[RECORDED INFORMATION — start]
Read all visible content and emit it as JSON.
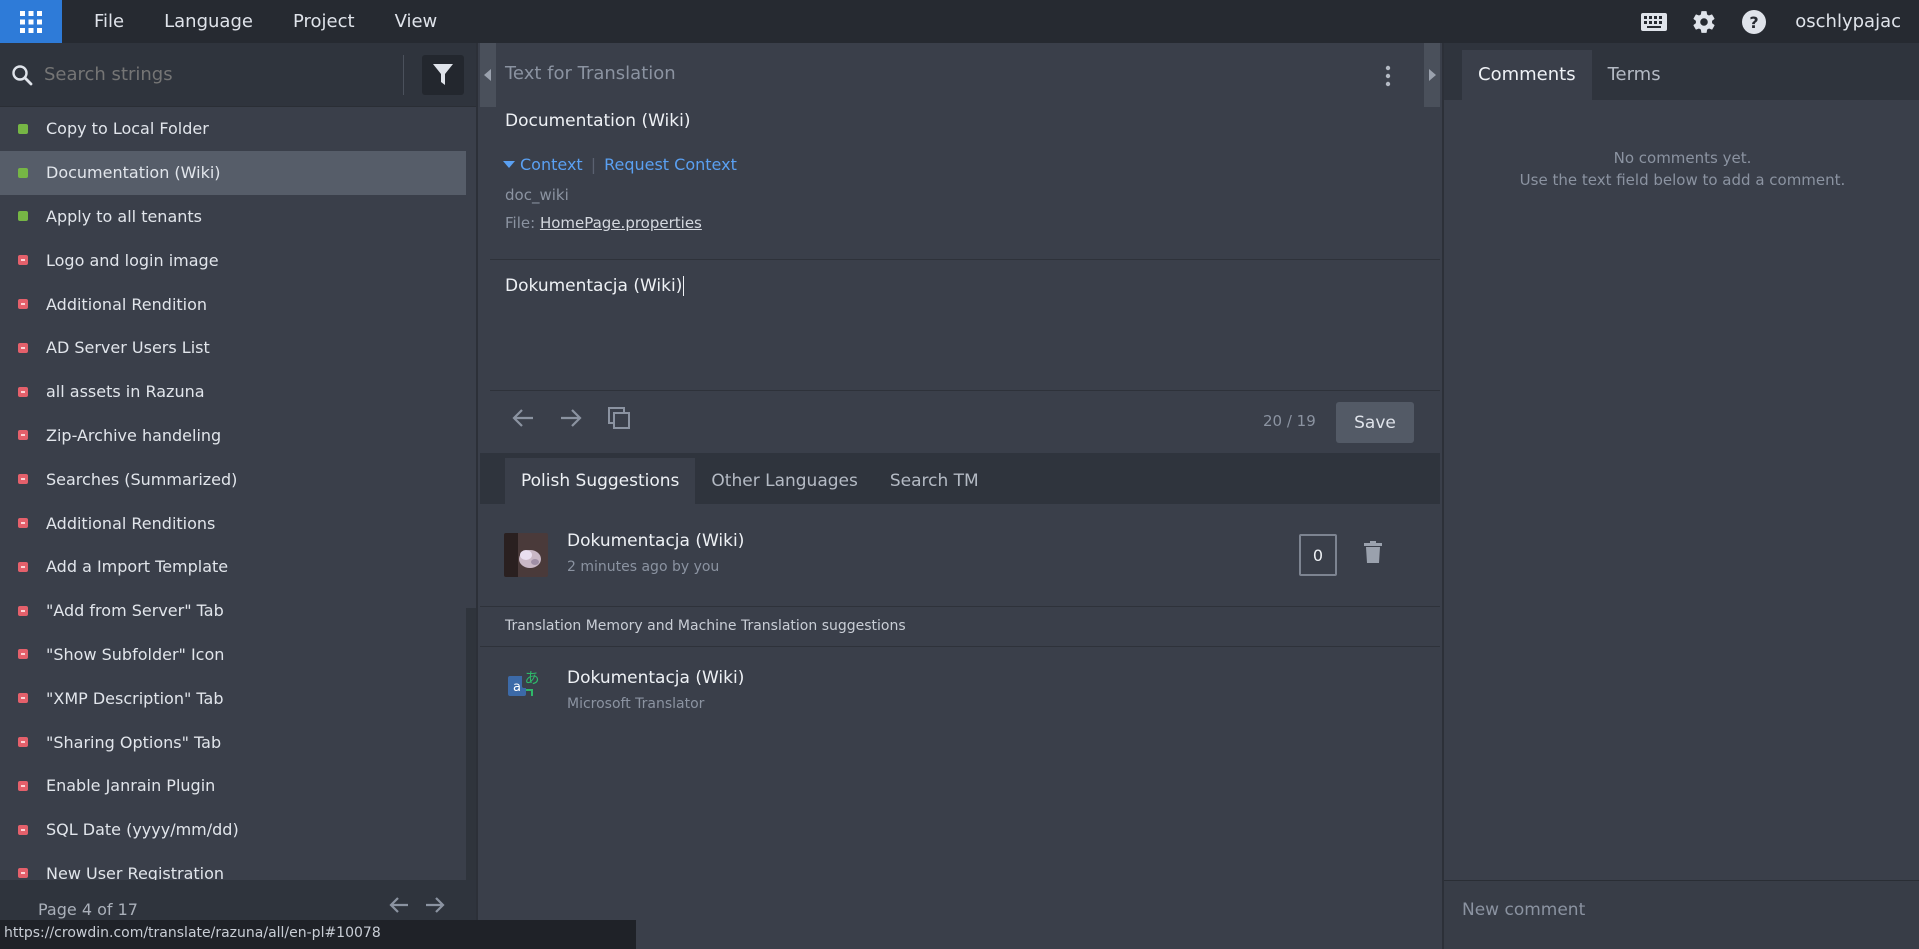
{
  "topbar": {
    "menu": [
      "File",
      "Language",
      "Project",
      "View"
    ],
    "username": "oschlypajac",
    "icons": [
      "apps-icon",
      "keyboard-icon",
      "gear-icon",
      "help-icon"
    ]
  },
  "left": {
    "search_placeholder": "Search strings",
    "strings": [
      {
        "label": "Copy to Local Folder",
        "status": "translated"
      },
      {
        "label": "Documentation (Wiki)",
        "status": "translated",
        "selected": true
      },
      {
        "label": "Apply to all tenants",
        "status": "translated"
      },
      {
        "label": "Logo and login image",
        "status": "untranslated"
      },
      {
        "label": "Additional Rendition",
        "status": "untranslated"
      },
      {
        "label": "AD Server Users List",
        "status": "untranslated"
      },
      {
        "label": "all assets in Razuna",
        "status": "untranslated"
      },
      {
        "label": "Zip-Archive handeling",
        "status": "untranslated"
      },
      {
        "label": "Searches (Summarized)",
        "status": "untranslated"
      },
      {
        "label": "Additional Renditions",
        "status": "untranslated"
      },
      {
        "label": "Add a Import Template",
        "status": "untranslated"
      },
      {
        "label": "\"Add from Server\" Tab",
        "status": "untranslated"
      },
      {
        "label": "\"Show Subfolder\" Icon",
        "status": "untranslated"
      },
      {
        "label": "\"XMP Description\" Tab",
        "status": "untranslated"
      },
      {
        "label": "\"Sharing Options\" Tab",
        "status": "untranslated"
      },
      {
        "label": "Enable Janrain Plugin",
        "status": "untranslated"
      },
      {
        "label": "SQL Date (yyyy/mm/dd)",
        "status": "untranslated"
      },
      {
        "label": "New User Registration",
        "status": "untranslated"
      }
    ],
    "status_colors": {
      "translated": "#76b645",
      "untranslated": "#e4606b"
    },
    "page_label": "Page 4 of 17"
  },
  "statusbar_url": "https://crowdin.com/translate/razuna/all/en-pl#10078",
  "editor": {
    "source_label": "Text for Translation",
    "source_text": "Documentation (Wiki)",
    "context_link": "Context",
    "request_context": "Request Context",
    "key": "doc_wiki",
    "file_prefix": "File:",
    "file_name": "HomePage.properties",
    "translation": "Dokumentacja (Wiki)",
    "counter": "20 / 19",
    "save_label": "Save"
  },
  "suggestions": {
    "tabs": [
      "Polish Suggestions",
      "Other Languages",
      "Search TM"
    ],
    "user_suggestion": {
      "text": "Dokumentacja (Wiki)",
      "meta": "2 minutes ago by you",
      "votes": "0"
    },
    "tm_header": "Translation Memory and Machine Translation suggestions",
    "mt_suggestion": {
      "text": "Dokumentacja (Wiki)",
      "meta": "Microsoft Translator"
    }
  },
  "comments": {
    "tabs": [
      "Comments",
      "Terms"
    ],
    "empty_line1": "No comments yet.",
    "empty_line2": "Use the text field below to add a comment.",
    "new_comment_placeholder": "New comment"
  }
}
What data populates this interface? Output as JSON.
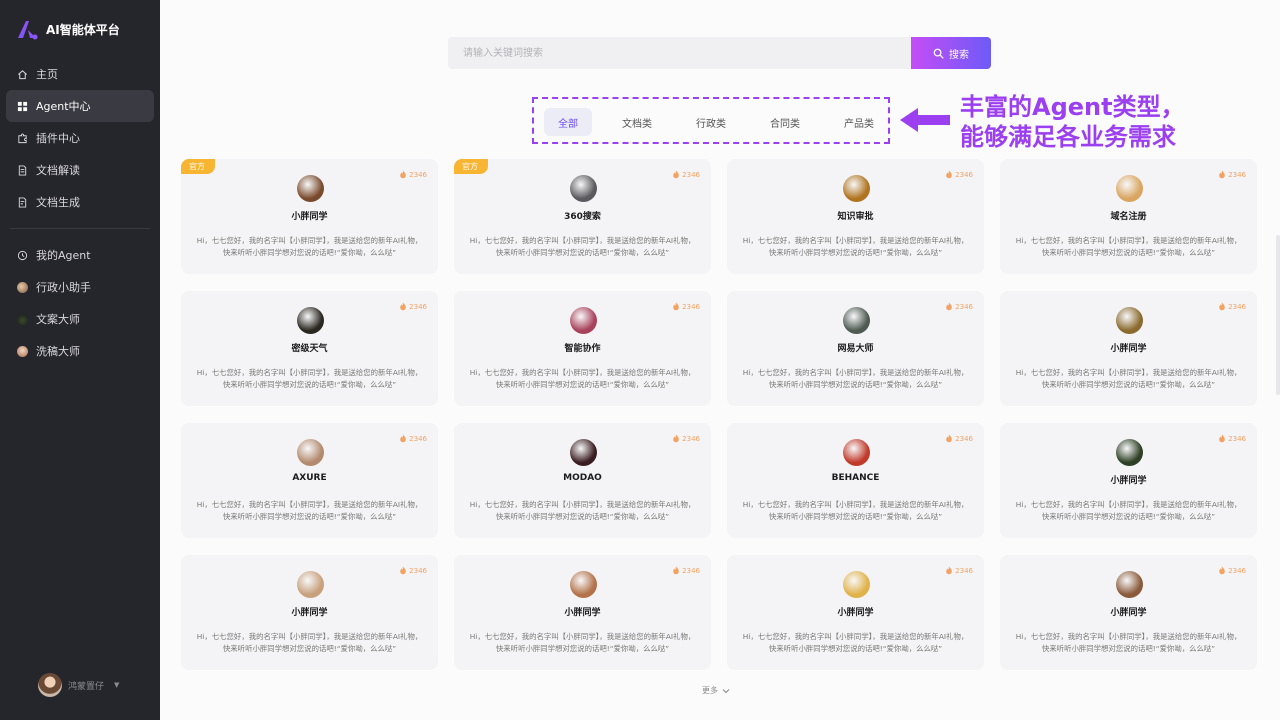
{
  "brand": {
    "title": "AI智能体平台"
  },
  "sidebar": {
    "nav": [
      {
        "label": "主页",
        "icon": "home-icon"
      },
      {
        "label": "Agent中心",
        "icon": "grid-icon",
        "active": true
      },
      {
        "label": "插件中心",
        "icon": "puzzle-icon"
      },
      {
        "label": "文档解读",
        "icon": "document-icon"
      },
      {
        "label": "文档生成",
        "icon": "document-edit-icon"
      }
    ],
    "my_agents": [
      {
        "label": "我的Agent",
        "icon": "clock-icon"
      },
      {
        "label": "行政小助手",
        "icon": "avatar"
      },
      {
        "label": "文案大师",
        "icon": "avatar"
      },
      {
        "label": "洗稿大师",
        "icon": "avatar"
      }
    ],
    "user": {
      "name": "鸿蒙置仔"
    }
  },
  "search": {
    "placeholder": "请输入关键词搜索",
    "button_label": "搜索"
  },
  "tabs": [
    {
      "label": "全部",
      "active": true
    },
    {
      "label": "文档类"
    },
    {
      "label": "行政类"
    },
    {
      "label": "合同类"
    },
    {
      "label": "产品类"
    }
  ],
  "annotation": {
    "line1": "丰富的Agent类型，",
    "line2": "能够满足各业务需求"
  },
  "cards": [
    {
      "title": "小胖同学",
      "badge": "官方",
      "count": "2346",
      "desc": "Hi，七七您好，我的名字叫【小胖同学】，我是送给您的新年AI礼物，快来听听小胖同学想对您说的话吧!“爱你呦，么么哒”",
      "avatar_color": "#7a4a2c"
    },
    {
      "title": "360搜索",
      "badge": "官方",
      "count": "2346",
      "desc": "Hi，七七您好，我的名字叫【小胖同学】，我是送给您的新年AI礼物，快来听听小胖同学想对您说的话吧!“爱你呦，么么哒”",
      "avatar_color": "#5a5a5e"
    },
    {
      "title": "知识审批",
      "badge": "",
      "count": "2346",
      "desc": "Hi，七七您好，我的名字叫【小胖同学】，我是送给您的新年AI礼物，快来听听小胖同学想对您说的话吧!“爱你呦，么么哒”",
      "avatar_color": "#b0741f"
    },
    {
      "title": "域名注册",
      "badge": "",
      "count": "2346",
      "desc": "Hi，七七您好，我的名字叫【小胖同学】，我是送给您的新年AI礼物，快来听听小胖同学想对您说的话吧!“爱你呦，么么哒”",
      "avatar_color": "#d9a560"
    },
    {
      "title": "密级天气",
      "badge": "",
      "count": "2346",
      "desc": "Hi，七七您好，我的名字叫【小胖同学】，我是送给您的新年AI礼物，快来听听小胖同学想对您说的话吧!“爱你呦，么么哒”",
      "avatar_color": "#2a2620"
    },
    {
      "title": "智能协作",
      "badge": "",
      "count": "2346",
      "desc": "Hi，七七您好，我的名字叫【小胖同学】，我是送给您的新年AI礼物，快来听听小胖同学想对您说的话吧!“爱你呦，么么哒”",
      "avatar_color": "#a8425a"
    },
    {
      "title": "网易大师",
      "badge": "",
      "count": "2346",
      "desc": "Hi，七七您好，我的名字叫【小胖同学】，我是送给您的新年AI礼物，快来听听小胖同学想对您说的话吧!“爱你呦，么么哒”",
      "avatar_color": "#4e5a52"
    },
    {
      "title": "小胖同学",
      "badge": "",
      "count": "2346",
      "desc": "Hi，七七您好，我的名字叫【小胖同学】，我是送给您的新年AI礼物，快来听听小胖同学想对您说的话吧!“爱你呦，么么哒”",
      "avatar_color": "#8a6a2e"
    },
    {
      "title": "AXURE",
      "badge": "",
      "count": "2346",
      "desc": "Hi，七七您好，我的名字叫【小胖同学】，我是送给您的新年AI礼物，快来听听小胖同学想对您说的话吧!“爱你呦，么么哒”",
      "avatar_color": "#b38a6e"
    },
    {
      "title": "MODAO",
      "badge": "",
      "count": "2346",
      "desc": "Hi，七七您好，我的名字叫【小胖同学】，我是送给您的新年AI礼物，快来听听小胖同学想对您说的话吧!“爱你呦，么么哒”",
      "avatar_color": "#3a1d20"
    },
    {
      "title": "BEHANCE",
      "badge": "",
      "count": "2346",
      "desc": "Hi，七七您好，我的名字叫【小胖同学】，我是送给您的新年AI礼物，快来听听小胖同学想对您说的话吧!“爱你呦，么么哒”",
      "avatar_color": "#c03a2a"
    },
    {
      "title": "小胖同学",
      "badge": "",
      "count": "2346",
      "desc": "Hi，七七您好，我的名字叫【小胖同学】，我是送给您的新年AI礼物，快来听听小胖同学想对您说的话吧!“爱你呦，么么哒”",
      "avatar_color": "#2d3f24"
    },
    {
      "title": "小胖同学",
      "badge": "",
      "count": "2346",
      "desc": "Hi，七七您好，我的名字叫【小胖同学】，我是送给您的新年AI礼物，快来听听小胖同学想对您说的话吧!“爱你呦，么么哒”",
      "avatar_color": "#c8a07c"
    },
    {
      "title": "小胖同学",
      "badge": "",
      "count": "2346",
      "desc": "Hi，七七您好，我的名字叫【小胖同学】，我是送给您的新年AI礼物，快来听听小胖同学想对您说的话吧!“爱你呦，么么哒”",
      "avatar_color": "#b3724a"
    },
    {
      "title": "小胖同学",
      "badge": "",
      "count": "2346",
      "desc": "Hi，七七您好，我的名字叫【小胖同学】，我是送给您的新年AI礼物，快来听听小胖同学想对您说的话吧!“爱你呦，么么哒”",
      "avatar_color": "#e0b24a"
    },
    {
      "title": "小胖同学",
      "badge": "",
      "count": "2346",
      "desc": "Hi，七七您好，我的名字叫【小胖同学】，我是送给您的新年AI礼物，快来听听小胖同学想对您说的话吧!“爱你呦，么么哒”",
      "avatar_color": "#8a5a3a"
    }
  ],
  "more_label": "更多",
  "colors": {
    "sidebar_bg": "#25262b",
    "accent_purple": "#9b3ff0",
    "search_gradient_start": "#c44df6",
    "search_gradient_end": "#6d5bf7",
    "official_badge": "#f7b531",
    "count_orange": "#f3a262"
  }
}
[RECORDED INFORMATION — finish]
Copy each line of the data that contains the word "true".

TASK SOLUTION:
        "selected": true
        "active": true
      "active": true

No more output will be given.